BEGIN DATA TO USE

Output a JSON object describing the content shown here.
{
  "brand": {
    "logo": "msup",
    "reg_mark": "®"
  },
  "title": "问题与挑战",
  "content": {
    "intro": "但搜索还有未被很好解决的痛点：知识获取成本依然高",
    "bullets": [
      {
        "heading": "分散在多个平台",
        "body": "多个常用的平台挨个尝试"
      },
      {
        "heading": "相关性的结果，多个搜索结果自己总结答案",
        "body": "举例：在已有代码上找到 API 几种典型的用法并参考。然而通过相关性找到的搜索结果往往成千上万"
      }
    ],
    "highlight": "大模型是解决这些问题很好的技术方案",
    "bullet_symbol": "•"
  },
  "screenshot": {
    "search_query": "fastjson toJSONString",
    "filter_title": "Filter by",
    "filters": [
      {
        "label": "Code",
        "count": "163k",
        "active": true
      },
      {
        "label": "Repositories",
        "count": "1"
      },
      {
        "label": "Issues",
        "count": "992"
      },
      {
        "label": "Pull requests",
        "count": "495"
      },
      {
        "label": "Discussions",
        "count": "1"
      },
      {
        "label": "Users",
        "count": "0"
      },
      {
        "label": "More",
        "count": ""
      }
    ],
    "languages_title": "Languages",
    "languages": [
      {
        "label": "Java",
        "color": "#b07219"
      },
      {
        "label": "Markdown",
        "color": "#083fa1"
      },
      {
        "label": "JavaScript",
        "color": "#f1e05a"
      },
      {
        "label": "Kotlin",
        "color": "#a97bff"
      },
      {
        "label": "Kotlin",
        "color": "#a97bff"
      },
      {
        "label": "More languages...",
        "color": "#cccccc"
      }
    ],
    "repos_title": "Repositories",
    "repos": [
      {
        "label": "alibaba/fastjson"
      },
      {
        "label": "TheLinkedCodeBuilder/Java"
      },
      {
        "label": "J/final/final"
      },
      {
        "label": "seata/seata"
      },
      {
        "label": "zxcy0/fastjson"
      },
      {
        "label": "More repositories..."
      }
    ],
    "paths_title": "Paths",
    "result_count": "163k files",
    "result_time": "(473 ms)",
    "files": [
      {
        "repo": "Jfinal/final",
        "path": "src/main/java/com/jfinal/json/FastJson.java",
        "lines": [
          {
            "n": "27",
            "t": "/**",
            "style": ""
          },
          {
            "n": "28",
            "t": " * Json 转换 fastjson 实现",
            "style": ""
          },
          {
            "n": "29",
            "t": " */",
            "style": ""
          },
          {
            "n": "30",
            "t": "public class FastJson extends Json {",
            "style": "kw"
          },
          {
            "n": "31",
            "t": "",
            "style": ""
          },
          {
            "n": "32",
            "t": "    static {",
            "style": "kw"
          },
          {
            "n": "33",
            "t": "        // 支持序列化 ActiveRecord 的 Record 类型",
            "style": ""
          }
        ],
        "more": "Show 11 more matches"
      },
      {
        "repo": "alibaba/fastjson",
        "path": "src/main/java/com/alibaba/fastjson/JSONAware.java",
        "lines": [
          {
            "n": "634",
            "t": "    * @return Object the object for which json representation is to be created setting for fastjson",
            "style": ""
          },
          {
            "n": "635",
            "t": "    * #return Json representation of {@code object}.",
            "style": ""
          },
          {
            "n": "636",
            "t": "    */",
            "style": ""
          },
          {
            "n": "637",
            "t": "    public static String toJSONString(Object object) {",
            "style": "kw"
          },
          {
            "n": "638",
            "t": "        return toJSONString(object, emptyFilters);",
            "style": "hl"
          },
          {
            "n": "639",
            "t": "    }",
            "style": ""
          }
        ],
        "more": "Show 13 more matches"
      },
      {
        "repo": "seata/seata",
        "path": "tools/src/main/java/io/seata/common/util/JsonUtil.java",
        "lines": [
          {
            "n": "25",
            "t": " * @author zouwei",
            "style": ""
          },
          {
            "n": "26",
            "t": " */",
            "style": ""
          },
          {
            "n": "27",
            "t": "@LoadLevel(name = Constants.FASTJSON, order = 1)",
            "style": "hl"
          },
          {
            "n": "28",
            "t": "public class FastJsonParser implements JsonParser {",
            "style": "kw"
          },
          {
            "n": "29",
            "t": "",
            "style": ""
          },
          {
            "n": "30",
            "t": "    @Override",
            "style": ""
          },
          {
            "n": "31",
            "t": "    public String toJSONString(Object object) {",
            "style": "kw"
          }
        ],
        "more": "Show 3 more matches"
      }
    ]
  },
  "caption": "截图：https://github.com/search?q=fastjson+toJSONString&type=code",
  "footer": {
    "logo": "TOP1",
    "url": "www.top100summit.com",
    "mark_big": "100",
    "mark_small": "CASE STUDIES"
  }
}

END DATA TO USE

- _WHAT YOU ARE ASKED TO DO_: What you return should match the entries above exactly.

- _EXERCISE RESPONSE_:
Output a JSON object describing the content shown here.
{
  "brand": {
    "logo": "msup",
    "reg_mark": "®"
  },
  "title": "问题与挑战",
  "content": {
    "intro": "但搜索还有未被很好解决的痛点：知识获取成本依然高",
    "bullets": [
      {
        "heading": "分散在多个平台",
        "body": "多个常用的平台挨个尝试"
      },
      {
        "heading": "相关性的结果，多个搜索结果自己总结答案",
        "body": "举例：在已有代码上找到 API 几种典型的用法并参考。然而通过相关性找到的搜索结果往往成千上万"
      }
    ],
    "highlight": "大模型是解决这些问题很好的技术方案",
    "bullet_symbol": "•"
  },
  "screenshot": {
    "search_query": "fastjson toJSONString",
    "filter_title": "Filter by",
    "filters": [
      {
        "label": "Code",
        "count": "163k",
        "active": true
      },
      {
        "label": "Repositories",
        "count": "1"
      },
      {
        "label": "Issues",
        "count": "992"
      },
      {
        "label": "Pull requests",
        "count": "495"
      },
      {
        "label": "Discussions",
        "count": "1"
      },
      {
        "label": "Users",
        "count": "0"
      },
      {
        "label": "More",
        "count": ""
      }
    ],
    "languages_title": "Languages",
    "languages": [
      {
        "label": "Java",
        "color": "#b07219"
      },
      {
        "label": "Markdown",
        "color": "#083fa1"
      },
      {
        "label": "JavaScript",
        "color": "#f1e05a"
      },
      {
        "label": "Kotlin",
        "color": "#a97bff"
      },
      {
        "label": "Kotlin",
        "color": "#a97bff"
      },
      {
        "label": "More languages...",
        "color": "#cccccc"
      }
    ],
    "repos_title": "Repositories",
    "repos": [
      {
        "label": "alibaba/fastjson"
      },
      {
        "label": "TheLinkedCodeBuilder/Java"
      },
      {
        "label": "J/final/final"
      },
      {
        "label": "seata/seata"
      },
      {
        "label": "zxcy0/fastjson"
      },
      {
        "label": "More repositories..."
      }
    ],
    "paths_title": "Paths",
    "result_count": "163k files",
    "result_time": "(473 ms)",
    "files": [
      {
        "repo": "Jfinal/final",
        "path": "src/main/java/com/jfinal/json/FastJson.java",
        "lines": [
          {
            "n": "27",
            "t": "/**",
            "style": ""
          },
          {
            "n": "28",
            "t": " * Json 转换 fastjson 实现",
            "style": ""
          },
          {
            "n": "29",
            "t": " */",
            "style": ""
          },
          {
            "n": "30",
            "t": "public class FastJson extends Json {",
            "style": "kw"
          },
          {
            "n": "31",
            "t": "",
            "style": ""
          },
          {
            "n": "32",
            "t": "    static {",
            "style": "kw"
          },
          {
            "n": "33",
            "t": "        // 支持序列化 ActiveRecord 的 Record 类型",
            "style": ""
          }
        ],
        "more": "Show 11 more matches"
      },
      {
        "repo": "alibaba/fastjson",
        "path": "src/main/java/com/alibaba/fastjson/JSONAware.java",
        "lines": [
          {
            "n": "634",
            "t": "    * @return Object the object for which json representation is to be created setting for fastjson",
            "style": ""
          },
          {
            "n": "635",
            "t": "    * #return Json representation of {@code object}.",
            "style": ""
          },
          {
            "n": "636",
            "t": "    */",
            "style": ""
          },
          {
            "n": "637",
            "t": "    public static String toJSONString(Object object) {",
            "style": "kw"
          },
          {
            "n": "638",
            "t": "        return toJSONString(object, emptyFilters);",
            "style": "hl"
          },
          {
            "n": "639",
            "t": "    }",
            "style": ""
          }
        ],
        "more": "Show 13 more matches"
      },
      {
        "repo": "seata/seata",
        "path": "tools/src/main/java/io/seata/common/util/JsonUtil.java",
        "lines": [
          {
            "n": "25",
            "t": " * @author zouwei",
            "style": ""
          },
          {
            "n": "26",
            "t": " */",
            "style": ""
          },
          {
            "n": "27",
            "t": "@LoadLevel(name = Constants.FASTJSON, order = 1)",
            "style": "hl"
          },
          {
            "n": "28",
            "t": "public class FastJsonParser implements JsonParser {",
            "style": "kw"
          },
          {
            "n": "29",
            "t": "",
            "style": ""
          },
          {
            "n": "30",
            "t": "    @Override",
            "style": ""
          },
          {
            "n": "31",
            "t": "    public String toJSONString(Object object) {",
            "style": "kw"
          }
        ],
        "more": "Show 3 more matches"
      }
    ]
  },
  "caption": "截图：https://github.com/search?q=fastjson+toJSONString&type=code",
  "footer": {
    "logo": "TOP1",
    "url": "www.top100summit.com",
    "mark_big": "100",
    "mark_small": "CASE STUDIES"
  }
}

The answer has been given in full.